**DIRECTIONS**
Everything in the listing below except the pictures should be reproduced exactly.

(Beginning of EXERCISE DATA)

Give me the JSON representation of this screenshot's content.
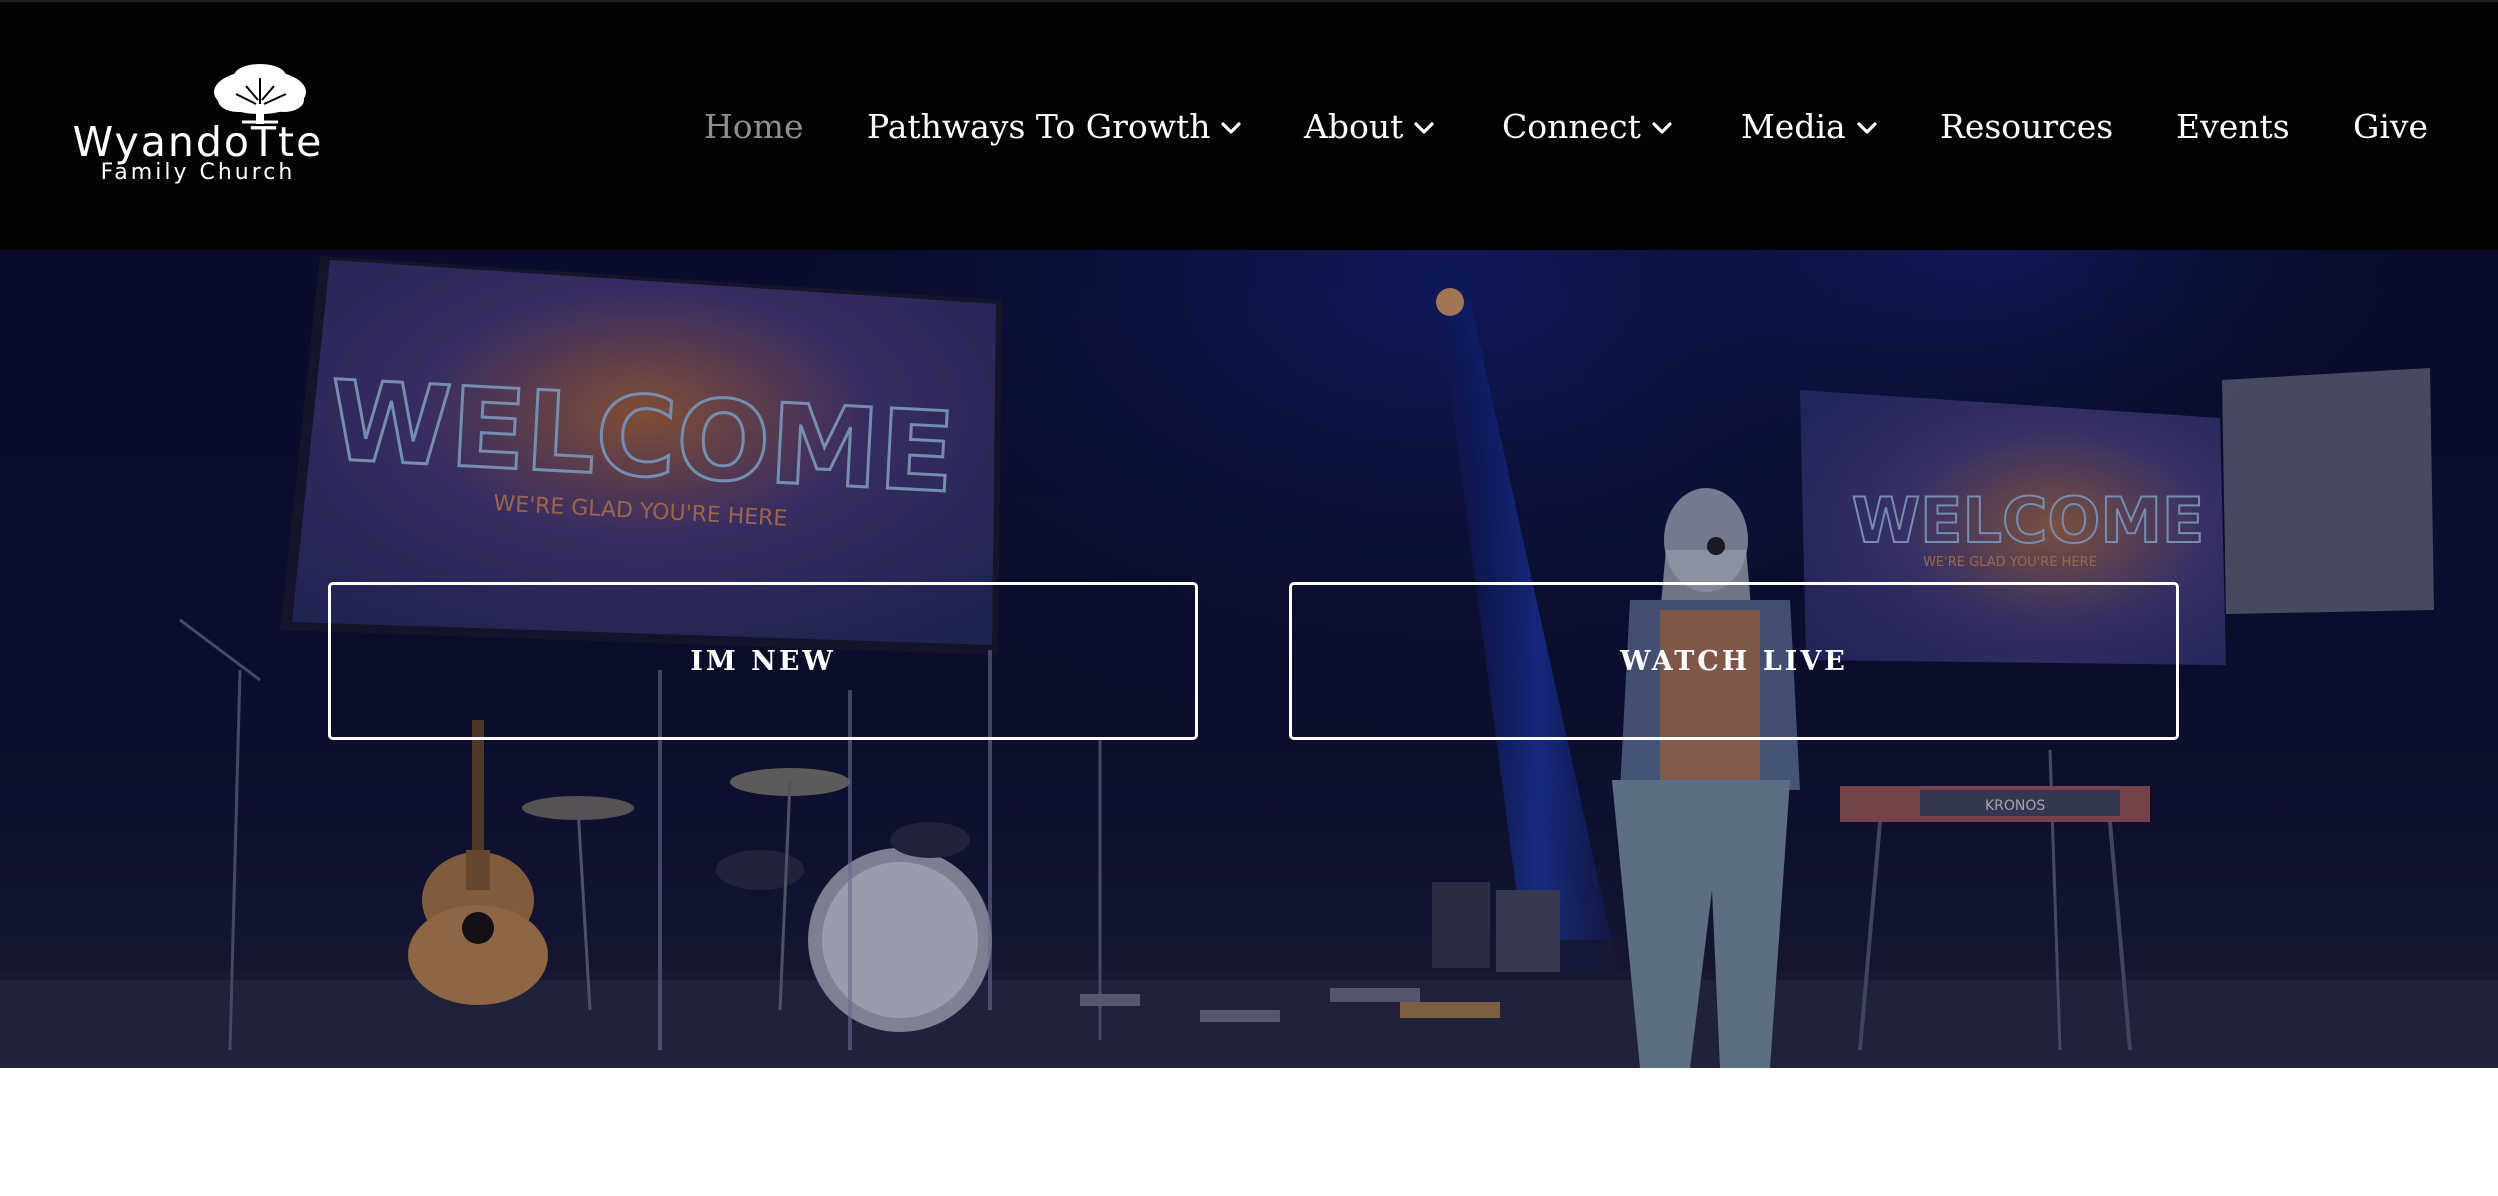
{
  "header": {
    "logo": {
      "line1": "WyandoTte",
      "line2": "Family Church"
    },
    "nav": [
      {
        "label": "Home",
        "active": true,
        "dropdown": false
      },
      {
        "label": "Pathways To Growth",
        "active": false,
        "dropdown": true
      },
      {
        "label": "About",
        "active": false,
        "dropdown": true
      },
      {
        "label": "Connect",
        "active": false,
        "dropdown": true
      },
      {
        "label": "Media",
        "active": false,
        "dropdown": true
      },
      {
        "label": "Resources",
        "active": false,
        "dropdown": false
      },
      {
        "label": "Events",
        "active": false,
        "dropdown": false
      },
      {
        "label": "Give",
        "active": false,
        "dropdown": false
      }
    ]
  },
  "hero": {
    "screen_left": {
      "title": "WELCOME",
      "subtitle": "WE'RE GLAD YOU'RE HERE"
    },
    "screen_right": {
      "title": "WELCOME",
      "subtitle": "WE'RE GLAD YOU'RE HERE"
    },
    "keyboard_label": "KRONOS",
    "buttons": {
      "im_new": "IM NEW",
      "watch_live": "WATCH LIVE"
    }
  },
  "colors": {
    "header_bg": "#030303",
    "nav_text": "#ffffff",
    "nav_active": "#8e8e8e",
    "hero_tint": "#0b0c22"
  }
}
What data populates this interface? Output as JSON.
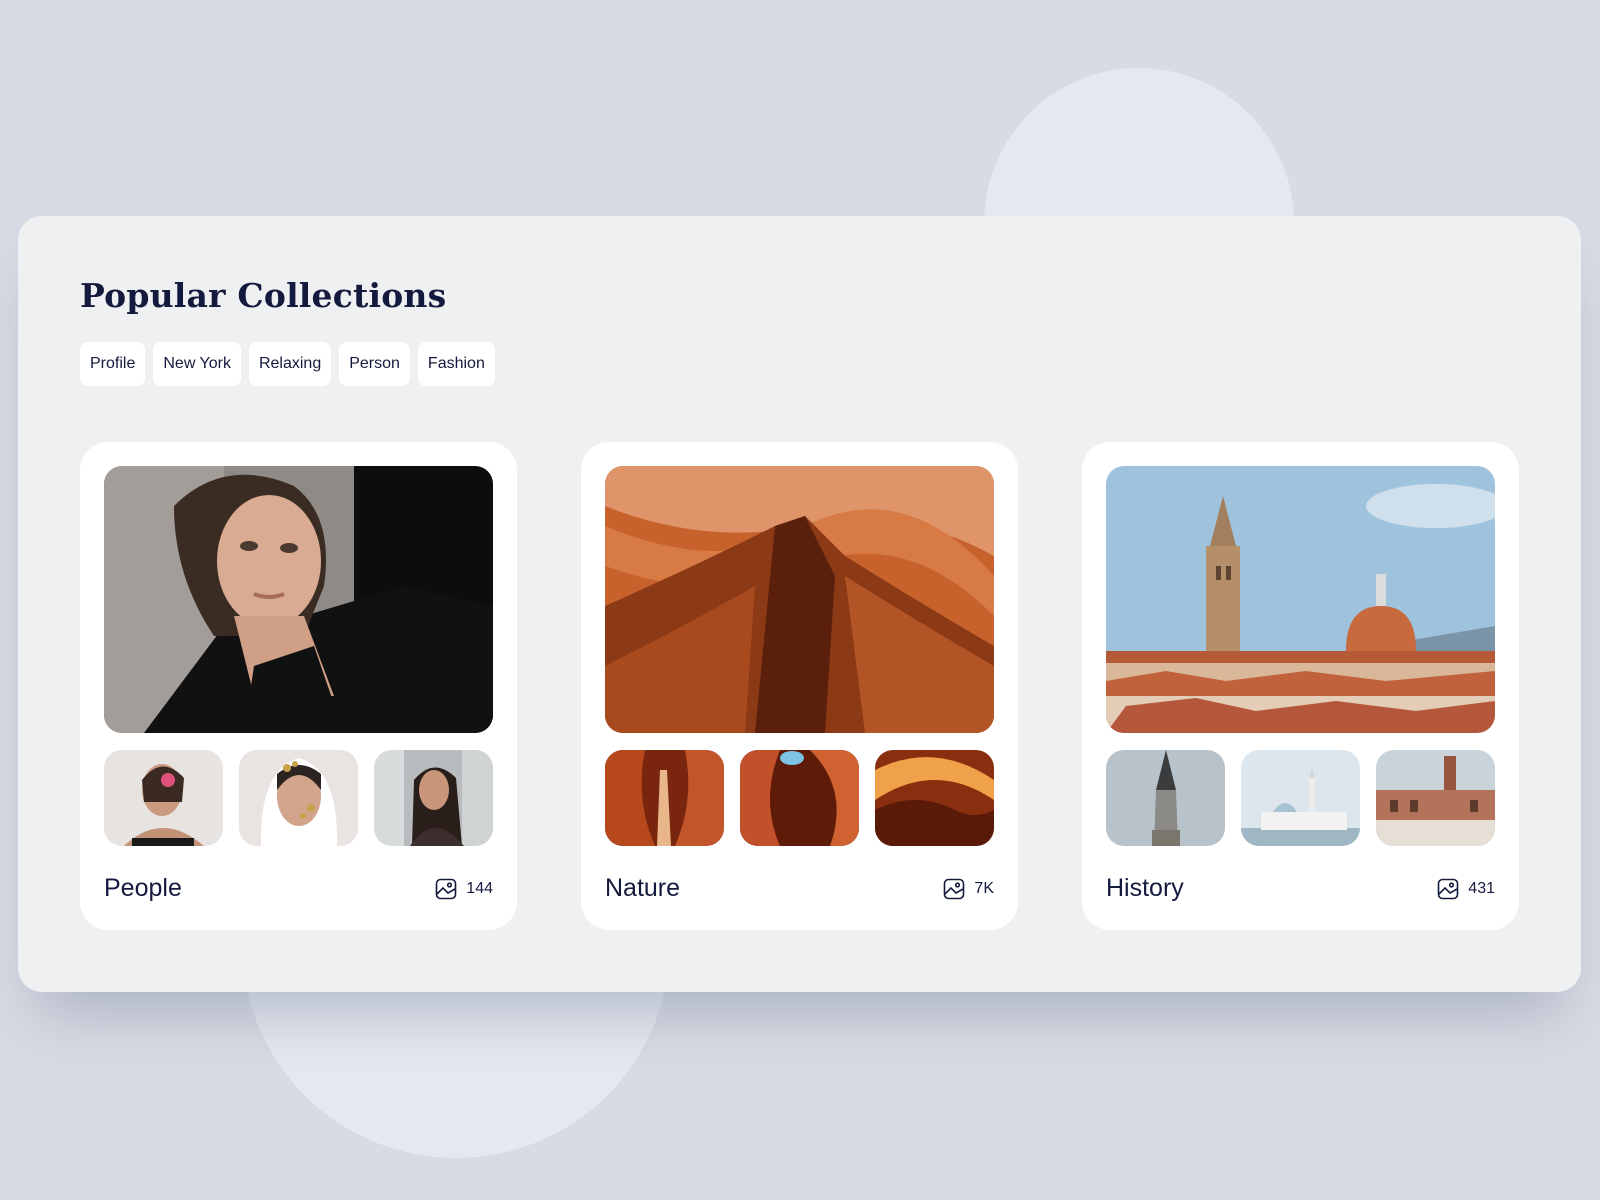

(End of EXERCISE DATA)

**TASK OUTPUT**
Give me the JSON representation of this screenshot's content.
{
  "header": {
    "logo": {
      "line1": "WyandoTte",
      "line2": "Family Church"
    },
    "nav": [
      {
        "label": "Home",
        "active": true,
        "dropdown": false
      },
      {
        "label": "Pathways To Growth",
        "active": false,
        "dropdown": true
      },
      {
        "label": "About",
        "active": false,
        "dropdown": true
      },
      {
        "label": "Connect",
        "active": false,
        "dropdown": true
      },
      {
        "label": "Media",
        "active": false,
        "dropdown": true
      },
      {
        "label": "Resources",
        "active": false,
        "dropdown": false
      },
      {
        "label": "Events",
        "active": false,
        "dropdown": false
      },
      {
        "label": "Give",
        "active": false,
        "dropdown": false
      }
    ]
  },
  "hero": {
    "screen_left": {
      "title": "WELCOME",
      "subtitle": "WE'RE GLAD YOU'RE HERE"
    },
    "screen_right": {
      "title": "WELCOME",
      "subtitle": "WE'RE GLAD YOU'RE HERE"
    },
    "keyboard_label": "KRONOS",
    "buttons": {
      "im_new": "IM NEW",
      "watch_live": "WATCH LIVE"
    }
  },
  "colors": {
    "header_bg": "#030303",
    "nav_text": "#ffffff",
    "nav_active": "#8e8e8e",
    "hero_tint": "#0b0c22"
  }
}
What data populates this interface? Output as JSON.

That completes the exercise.